++++ AVAILABLE DATA ++++

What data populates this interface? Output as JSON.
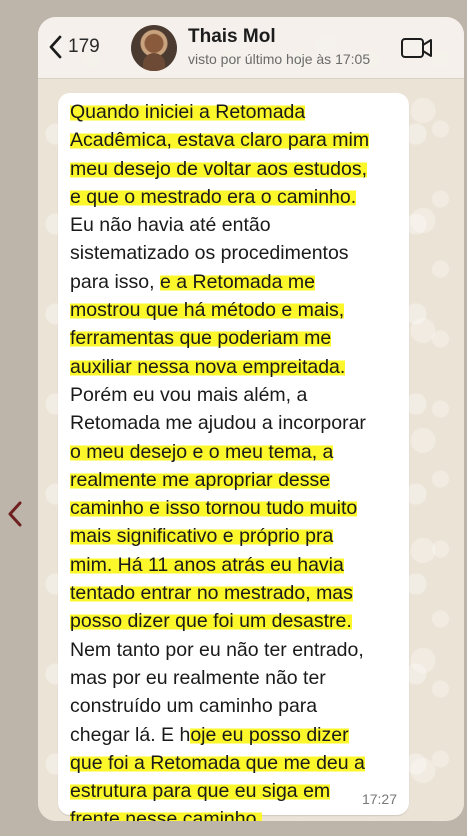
{
  "outer": {
    "prev_icon": "chevron-left-icon"
  },
  "header": {
    "back_icon": "chevron-left-icon",
    "back_count": "179",
    "contact_name": "Thais Mol",
    "contact_status": "visto por último hoje às 17:05",
    "video_icon": "video-camera-icon"
  },
  "message": {
    "time": "17:27",
    "highlight_color": "#fbf72a",
    "lines": [
      {
        "pre": "",
        "hl": "Quando iniciei a Retomada",
        "post": ""
      },
      {
        "pre": "",
        "hl": "Acadêmica, estava claro para mim",
        "post": ""
      },
      {
        "pre": "",
        "hl": "meu desejo de voltar aos estudos,",
        "post": ""
      },
      {
        "pre": "",
        "hl": "e que o mestrado era o caminho.",
        "post": ""
      },
      {
        "pre": "Eu não havia até então",
        "hl": "",
        "post": ""
      },
      {
        "pre": "sistematizado os procedimentos",
        "hl": "",
        "post": ""
      },
      {
        "pre": "para isso, ",
        "hl": "e a Retomada me",
        "post": ""
      },
      {
        "pre": "",
        "hl": "mostrou que há método e mais,",
        "post": ""
      },
      {
        "pre": "",
        "hl": "ferramentas que poderiam me",
        "post": ""
      },
      {
        "pre": "",
        "hl": "auxiliar nessa nova empreitada.",
        "post": ""
      },
      {
        "pre": "Porém eu vou mais além, a",
        "hl": "",
        "post": ""
      },
      {
        "pre": "Retomada me ajudou a incorporar",
        "hl": "",
        "post": ""
      },
      {
        "pre": "",
        "hl": "o meu desejo e o meu tema, a",
        "post": ""
      },
      {
        "pre": "",
        "hl": "realmente me apropriar desse",
        "post": ""
      },
      {
        "pre": "",
        "hl": "caminho e isso tornou tudo muito",
        "post": ""
      },
      {
        "pre": "",
        "hl": "mais significativo e próprio pra",
        "post": ""
      },
      {
        "pre": "",
        "hl": "mim. Há 11 anos atrás eu havia",
        "post": ""
      },
      {
        "pre": "",
        "hl": "tentado entrar no mestrado, mas",
        "post": ""
      },
      {
        "pre": "",
        "hl": "posso dizer que foi um desastre.",
        "post": ""
      },
      {
        "pre": "Nem tanto por eu não ter entrado,",
        "hl": "",
        "post": ""
      },
      {
        "pre": "mas por eu realmente não ter",
        "hl": "",
        "post": ""
      },
      {
        "pre": "construído um caminho para",
        "hl": "",
        "post": ""
      },
      {
        "pre": "chegar lá. E h",
        "hl": "oje eu posso dizer",
        "post": ""
      },
      {
        "pre": "",
        "hl": "que foi a Retomada que me deu a",
        "post": ""
      },
      {
        "pre": "",
        "hl": "estrutura para que eu siga em",
        "post": ""
      },
      {
        "pre": "",
        "hl": "frente nesse caminho.",
        "post": ""
      }
    ]
  }
}
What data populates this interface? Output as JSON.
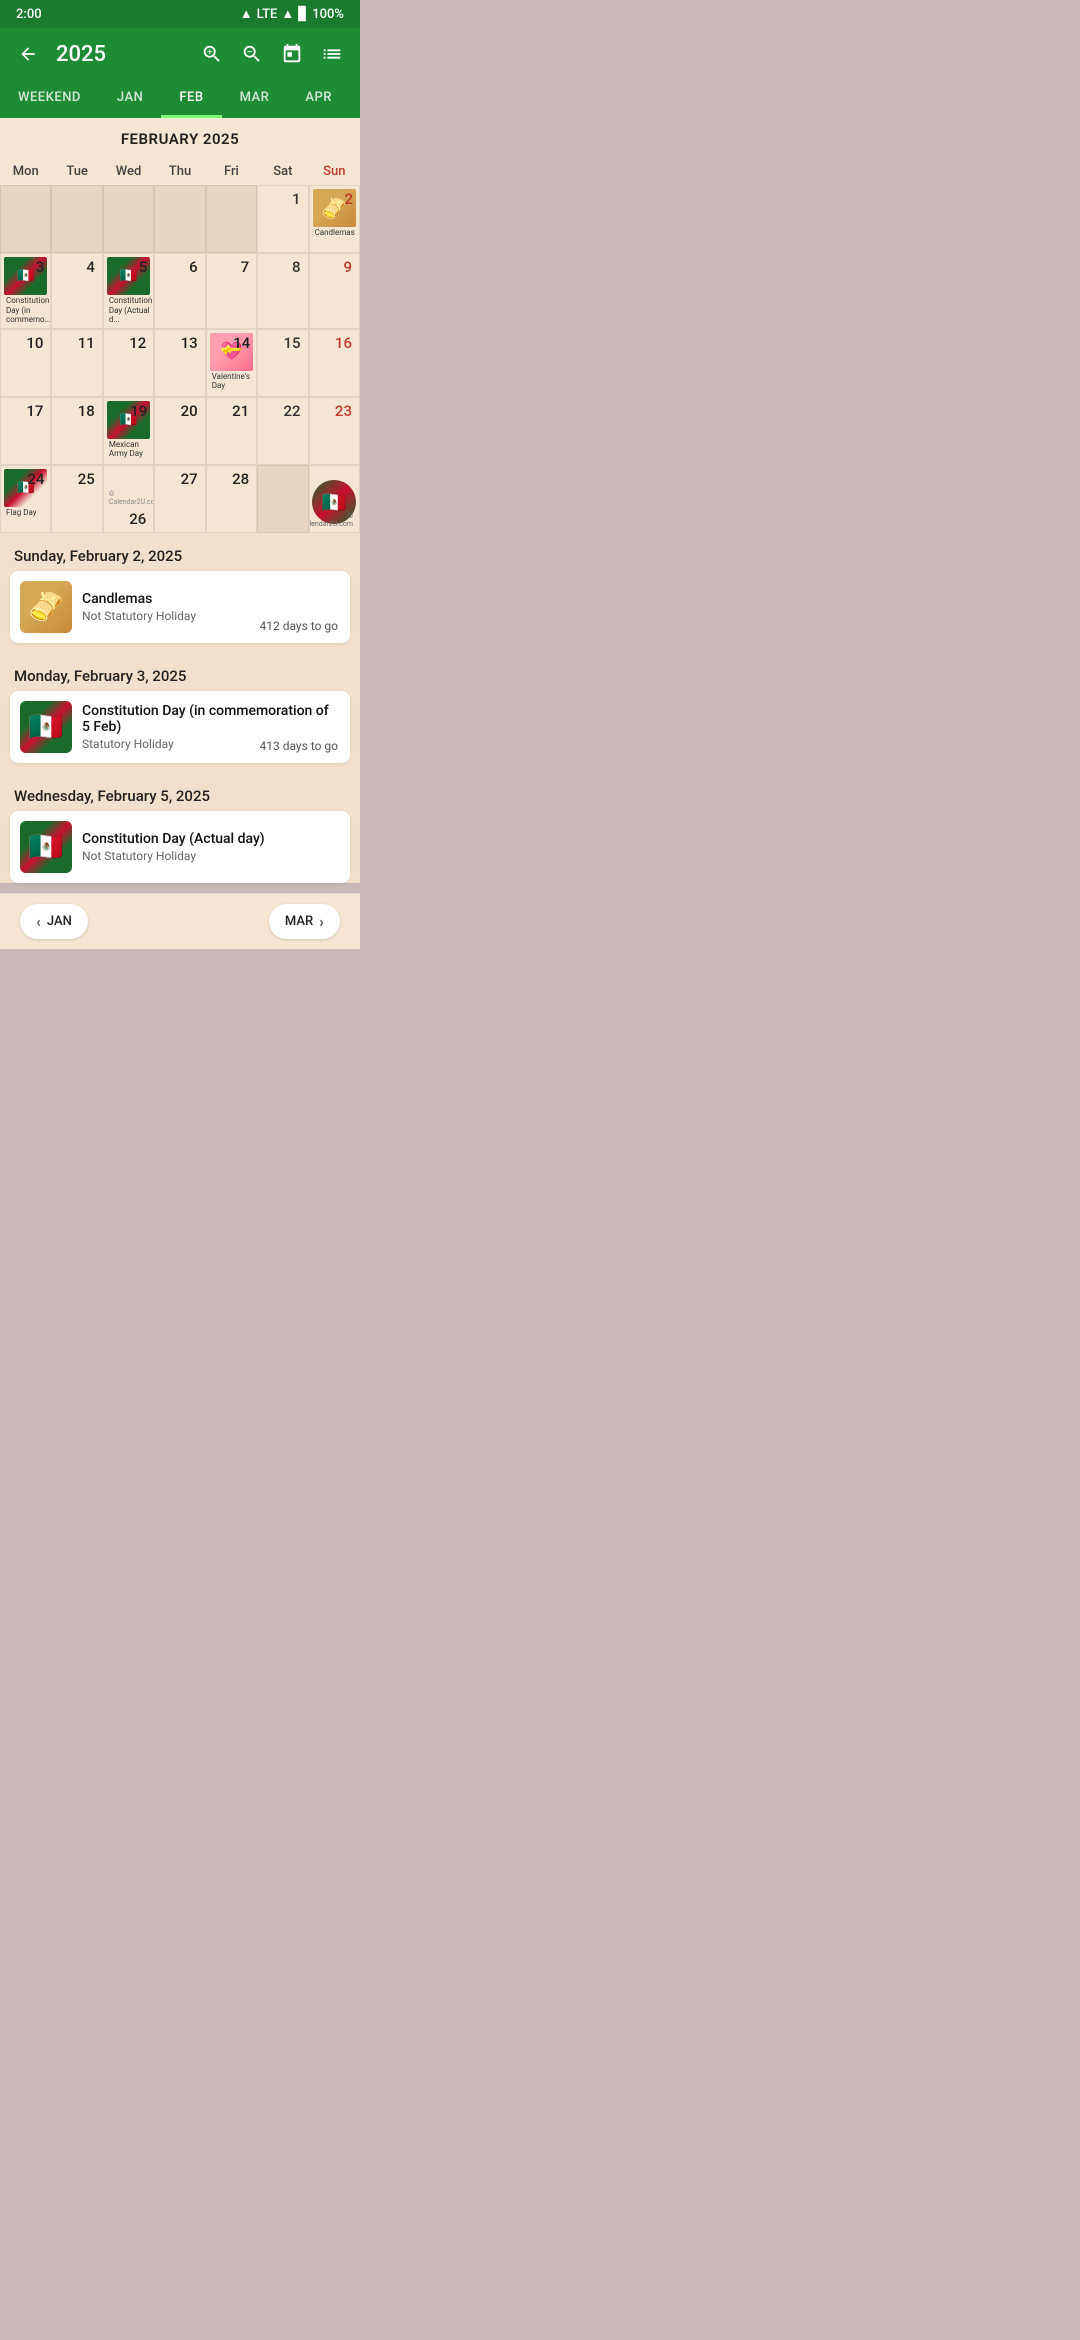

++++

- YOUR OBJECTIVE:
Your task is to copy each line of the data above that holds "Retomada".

- SOLUTION TO THIS TASK:
        "hl": "Quando iniciei a Retomada",
        "hl": "e a Retomada me",
        "pre": "Retomada me ajudou a incorporar",
        "hl": "que foi a Retomada que me deu a",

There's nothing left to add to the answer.